Hello! I love popcorn, perhaps because it was one of the few snacks my mom approved of when I was a kid. We'd pop enough to fill a large grocery store paper bag(I come from a big family), butter and salt the heck out of it, and then gather around the TV on a Saturday night. Fun times!
I can't put all that butter and salt on popcorn with a good conscience now, though, so I seek out recipes that are at least a bit healthier. My latest find is Maple Kettle Corn, courtesy of Nancy Baggett's The All-American Dessert Book, a gift from my husband. (Baggett actually refers to the recipe as "Kitchen Maple Kettle Corn"). I'll present the recipe first, then discuss the adaptations I made to it.
Maple Kettle Corn (adapted from The All-American Dessert Book, Nancy Baggett, author)
3 tablespoons maple syrup (cheaper grade preferred)
1 tablespoon vegetable oil, plus extra vegetable oil if popping corn on the stove
1 tablespoon sugar
1/4 teaspoon salt, or to taste
1/2 cup popcorn kernels, or 3-3.5 ounce bag microwave popcorn
(If using microwave popcorn, avoid the kinds with extra butter or special flavorings, and omit salt from recipe.)
Pop corn according to preferred method - stove or microwave. Place popped corn in bowl large enough to stir popcorn and maple syrup coating together later.
Make maple syrup coating: in a small saucepan, stir together maple syrup, vegetable oil, sugar, and salt. Cook, uncovered, over medium-high heat, stirring constantly with a wooden spoon, until the mixture boils and slightly thickens, 3-4 minutes. Immediately remove from heat. Pour quickly over the popcorn and stir vigorously until the coating is evenly distributed over it. If desired, add a little more salt to taste; stir well to incorporate.

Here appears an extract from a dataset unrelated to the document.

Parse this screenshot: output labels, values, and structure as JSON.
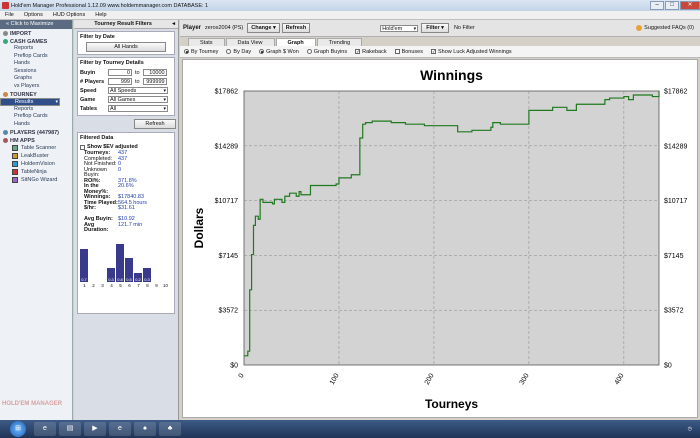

Yield: depends on type of popcorn used (I'll explain below in my notes)
Notes: Baggett's directions are different - she instructs one to pop corn in a pot, put the popped corn in a bowl, wipe out the pot the corn was popped in, make the coating in the pot, and stir the popcorn back into the cooked coating. Then it all goes back into the serving bowl.

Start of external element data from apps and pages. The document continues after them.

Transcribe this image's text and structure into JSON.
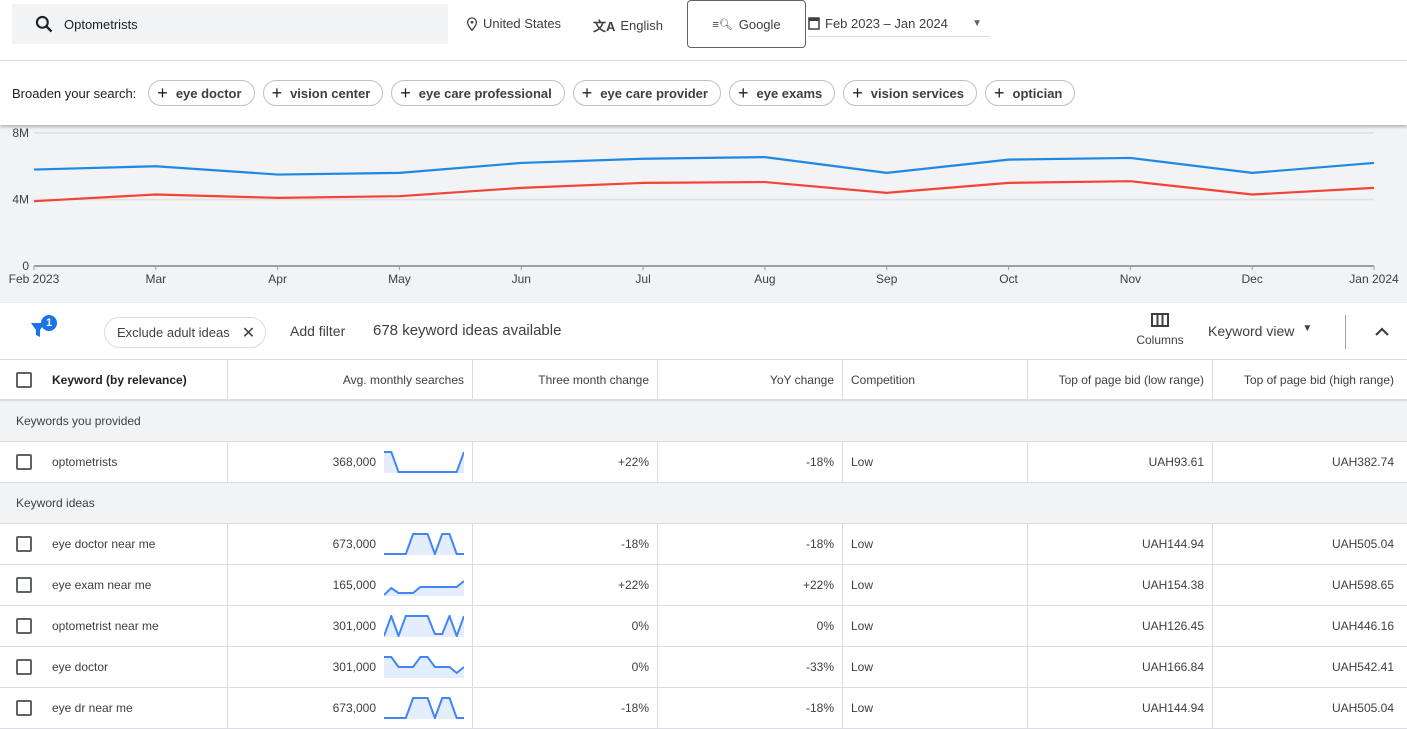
{
  "header": {
    "search_value": "Optometrists",
    "location": "United States",
    "language": "English",
    "network": "Google",
    "date_range": "Feb 2023 – Jan 2024"
  },
  "broaden": {
    "label": "Broaden your search:",
    "chips": [
      "eye doctor",
      "vision center",
      "eye care professional",
      "eye care provider",
      "eye exams",
      "vision services",
      "optician"
    ]
  },
  "chart_data": {
    "type": "line",
    "x": [
      "Feb 2023",
      "Mar",
      "Apr",
      "May",
      "Jun",
      "Jul",
      "Aug",
      "Sep",
      "Oct",
      "Nov",
      "Dec",
      "Jan 2024"
    ],
    "yticks": [
      "0",
      "4M",
      "8M"
    ],
    "ylim": [
      0,
      8000000
    ],
    "grid": true,
    "series": [
      {
        "color": "#1e88e5",
        "values": [
          5800000,
          6000000,
          5500000,
          5600000,
          6200000,
          6450000,
          6550000,
          5600000,
          6400000,
          6500000,
          5600000,
          6200000
        ]
      },
      {
        "color": "#f44336",
        "values": [
          3900000,
          4300000,
          4100000,
          4200000,
          4700000,
          5000000,
          5050000,
          4400000,
          5000000,
          5100000,
          4300000,
          4700000
        ]
      }
    ]
  },
  "filters": {
    "badge_count": "1",
    "chip": "Exclude adult ideas",
    "add_filter": "Add filter",
    "count_text": "678 keyword ideas available",
    "columns_label": "Columns",
    "view_label": "Keyword view"
  },
  "table": {
    "headers": [
      "Keyword (by relevance)",
      "Avg. monthly searches",
      "Three month change",
      "YoY change",
      "Competition",
      "Top of page bid (low range)",
      "Top of page bid (high range)"
    ],
    "group_provided": "Keywords you provided",
    "group_ideas": "Keyword ideas",
    "provided": [
      {
        "keyword": "optometrists",
        "avg": "368,000",
        "three": "+22%",
        "yoy": "-18%",
        "comp": "Low",
        "low": "UAH93.61",
        "high": "UAH382.74",
        "spark": [
          1,
          1,
          0,
          0,
          0,
          0,
          0,
          0,
          0,
          0,
          0,
          1
        ]
      }
    ],
    "ideas": [
      {
        "keyword": "eye doctor near me",
        "avg": "673,000",
        "three": "-18%",
        "yoy": "-18%",
        "comp": "Low",
        "low": "UAH144.94",
        "high": "UAH505.04",
        "spark": [
          0,
          0,
          0,
          0,
          1,
          1,
          1,
          0,
          1,
          1,
          0,
          0
        ]
      },
      {
        "keyword": "eye exam near me",
        "avg": "165,000",
        "three": "+22%",
        "yoy": "+22%",
        "comp": "Low",
        "low": "UAH154.38",
        "high": "UAH598.65",
        "spark": [
          0,
          0.35,
          0.1,
          0.1,
          0.1,
          0.4,
          0.4,
          0.4,
          0.4,
          0.4,
          0.4,
          0.7
        ]
      },
      {
        "keyword": "optometrist near me",
        "avg": "301,000",
        "three": "0%",
        "yoy": "0%",
        "comp": "Low",
        "low": "UAH126.45",
        "high": "UAH446.16",
        "spark": [
          0,
          1,
          0,
          1,
          1,
          1,
          1,
          0.1,
          0.1,
          1,
          0,
          1
        ]
      },
      {
        "keyword": "eye doctor",
        "avg": "301,000",
        "three": "0%",
        "yoy": "-33%",
        "comp": "Low",
        "low": "UAH166.84",
        "high": "UAH542.41",
        "spark": [
          1,
          1,
          0.5,
          0.5,
          0.5,
          1,
          1,
          0.5,
          0.5,
          0.5,
          0.2,
          0.5
        ]
      },
      {
        "keyword": "eye dr near me",
        "avg": "673,000",
        "three": "-18%",
        "yoy": "-18%",
        "comp": "Low",
        "low": "UAH144.94",
        "high": "UAH505.04",
        "spark": [
          0,
          0,
          0,
          0,
          1,
          1,
          1,
          0,
          1,
          1,
          0,
          0
        ]
      }
    ]
  }
}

To me, it seemed easier to leave the popped corn in the serving bowl and then pour and mix the coating in the bowl. It saves a step too. And since it's such a small amount of coating, I felt it'd cook up better in a small saucepan rather than the large pan the corn would have been popped in. I'd worry that the coating would be more likely to burn in a large pan in the amount of time Baggett specifies it should be cooked.
A tip: lightly grease the serving bowl and saucepan (I use cooking oil spray) before use for easier clean-up later.
And as for that yield - Baggett's recipe called for starting with 3/4 cup popcorn kernels, and the yield is listed as a "scant 1 1/2 quarts kettle corn". So I dutifully used that amount of popcorn kernels - and ended up with a huge amount of popcorn, at least twice that supposed 1 1/2 quarts! Needless to say, I had to double the amount of coating. Fortunately, our daughter had a friend over, so she helped us eat all that maple kettle corn.
The brand of popcorn kernels I used is Trader Joe's Organic. Perhaps Baggett's popcorn kernels popped up smaller?
Baggett advises at the end of the recipe: "Homemade kettle corn is best when very fresh, as it loses its crispness after a few hours. But fortunately, Baggett's comment at the beginning of the recipe holds true: "It's tempting enough that nobody can stop eating until the bowl is empty".
I have to agree with that comment, since we ate up that ultra-big bowl of it soon after it was made. I made a second batch tonight, using the single recipe of coating and 1/2 cup of popcorn kernels. It was fine:
The coating is light in color and amount, so it doesn't show up well in the photo, but you can certainly taste it: slightly salty, slightly sweet, just a tiny bit oily. Very easy and quick to make, and inexpensive, especially if popcorn kernels are used. I don't know how "healthy" this kettle corn really is, but the amount of sweeteners, vegetable oil and salt seems modest for the amount of popcorn made.
And it tastes WAY better than that greasy, salty stuff I used to eat as a kid!